Writing a Road Map
First, you want to have a lively panel-style discussion lead by an active chair or moderator. Each speaker should do three-to-five-minute segments on different topics. This keeps things dynamic and interesting. Attendees will go to sleep if the same voice drones on for longer than this time frame. The usual CLE format of speaker A for 30 minutes, speaker B for 30 minutes and so on is just too boring and monotonous.
Second, to make sure that things aren’t totally ad hoc or go off topic, the moderator needs a road map. This comes to life in the form of an agenda or script, which should cover all the requisite bits that make up a complete and proper presentation. It should outline the opening remarks, introductions, topics to be covered, transitions by the moderator, the closing, and time for questions at the end. All speakers should have input when drafting the script, so everyone is actually prepared and knows what they’re talking about in the seminar.
Each speaker can use the basic script to prepare a more detailed outline of the comments they want to make during their respective parts of the program. For some this will mean point-form outlines, while for others it will be word-for word comments.
A great way to collaborate on your script is to have a brainstorming call with all the speakers using GoTo-Meeting (www.gotomeeting.com) or a similar screen-sharing application. This lets everyone contribute ideas about the topics to be covered, and it lets them prepare transitions between the different topics to be covered. It also helps the moderator prepare transition comments that are a good mix of questions and statements—you don’t want a script full of predictable and obvious questions.
When creating the script for programs I moderate, I also work with an Excel spreadsheet outline, which helps keep track of the topics, the speakers and the time to be spent on each topic. (Click on the Web-Only Extra link on the magazine’s home page for a sample CLE program script template.)
A good script will leave a cushion at the program’s end, of 5 to 10 minutes, in case things run behind (which they often do). You can also use this time for some banter on new topics that attendees raise in their questions.
Also, in case the audience doesn’t ask any questions during the Q&A portion of the program, you should have some “pocket questions” ready for the moderator. These are questions that the various speakers have prepared answers for in advance. On programs I moderate, I also like to have each panel member prepare a one-minute final thought. This is a great way to finish a program on a positive note (and if you don’t get questions, the panelists can usually fill in a bit more time on these on-the-fly).
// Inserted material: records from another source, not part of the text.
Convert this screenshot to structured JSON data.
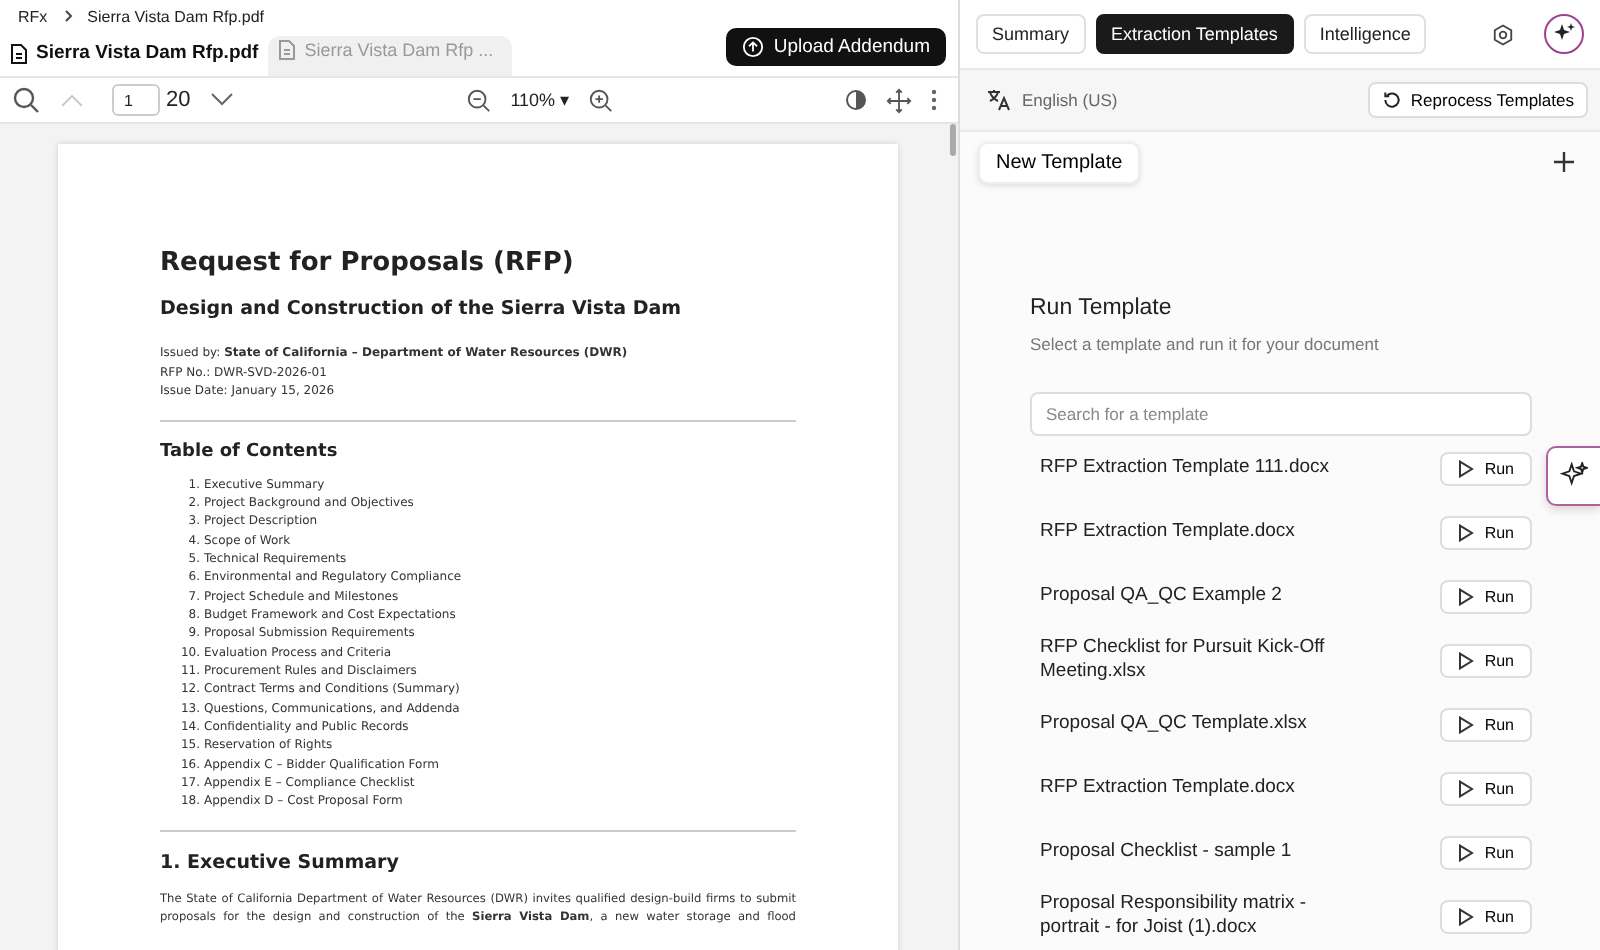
{
  "breadcrumb": [
    "RFx",
    "Sierra Vista Dam Rfp.pdf"
  ],
  "file_tabs": [
    {
      "label": "Sierra Vista Dam Rfp.pdf",
      "selected": true
    },
    {
      "label": "Sierra Vista Dam Rfp ...",
      "selected": false
    }
  ],
  "upload_button": "Upload Addendum",
  "viewer_toolbar": {
    "page": "1",
    "page_count": "20",
    "zoom": "110%",
    "zoom_caret": "▾"
  },
  "document": {
    "title": "Request for Proposals (RFP)",
    "subtitle": "Design and Construction of the Sierra Vista Dam",
    "meta": [
      "Issued by: **State of California – Department of Water Resources (DWR)**",
      "RFP No.: DWR-SVD-2026-01",
      "Issue Date: January 15, 2026"
    ],
    "toc_heading": "Table of Contents",
    "toc": [
      {
        "number": "1.",
        "title": "Executive Summary"
      },
      {
        "number": "2.",
        "title": "Project Background and Objectives"
      },
      {
        "number": "3.",
        "title": "Project Description"
      },
      {
        "number": "4.",
        "title": "Scope of Work"
      },
      {
        "number": "5.",
        "title": "Technical Requirements"
      },
      {
        "number": "6.",
        "title": "Environmental and Regulatory Compliance"
      },
      {
        "number": "7.",
        "title": "Project Schedule and Milestones"
      },
      {
        "number": "8.",
        "title": "Budget Framework and Cost Expectations"
      },
      {
        "number": "9.",
        "title": "Proposal Submission Requirements"
      },
      {
        "number": "10.",
        "title": "Evaluation Process and Criteria"
      },
      {
        "number": "11.",
        "title": "Procurement Rules and Disclaimers"
      },
      {
        "number": "12.",
        "title": "Contract Terms and Conditions (Summary)"
      },
      {
        "number": "13.",
        "title": "Questions, Communications, and Addenda"
      },
      {
        "number": "14.",
        "title": "Confidentiality and Public Records"
      },
      {
        "number": "15.",
        "title": "Reservation of Rights"
      },
      {
        "number": "16.",
        "title": "Appendix C – Bidder Qualification Form"
      },
      {
        "number": "17.",
        "title": "Appendix E – Compliance Checklist"
      },
      {
        "number": "18.",
        "title": "Appendix D – Cost Proposal Form"
      }
    ],
    "section_heading": "1. Executive Summary",
    "section_text": "The State of California Department of Water Resources (DWR) invites qualified design-build firms to submit proposals for the design and construction of the **Sierra Vista Dam**, a new water storage and flood"
  },
  "panel_tabs": [
    {
      "label": "Summary",
      "selected": false
    },
    {
      "label": "Extraction Templates",
      "selected": true
    },
    {
      "label": "Intelligence",
      "selected": false
    }
  ],
  "language": "English (US)",
  "reprocess_button": "Reprocess Templates",
  "new_template_tab": "New Template",
  "run_template": {
    "title": "Run Template",
    "subtitle": "Select a template and run it for your document",
    "search_placeholder": "Search for a template",
    "templates": [
      {
        "name": "RFP Extraction Template 111.docx",
        "run_label": "Run"
      },
      {
        "name": "RFP Extraction Template.docx",
        "run_label": "Run"
      },
      {
        "name": "Proposal QA_QC Example 2",
        "run_label": "Run"
      },
      {
        "name": "RFP Checklist for Pursuit Kick-Off Meeting.xlsx",
        "run_label": "Run"
      },
      {
        "name": "Proposal QA_QC Template.xlsx",
        "run_label": "Run"
      },
      {
        "name": "RFP Extraction Template.docx",
        "run_label": "Run"
      },
      {
        "name": "Proposal Checklist - sample 1",
        "run_label": "Run"
      },
      {
        "name": "Proposal Responsibility matrix - portrait - for Joist (1).docx",
        "run_label": "Run"
      }
    ]
  }
}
Of course, there are also a number of other issues to think about when doing a webinar, including your PowerPoint slides, the computer you’ll be using and the amazing tools that let you interact with an audience. We’ll cover that and more in the next Tips & Tricks installment
Dan Pinnington helps lawyers avoid malpractice claims and looks for good tech tips in Toronto, ON. He is also Editor-in-Chief of Law Practice magazine.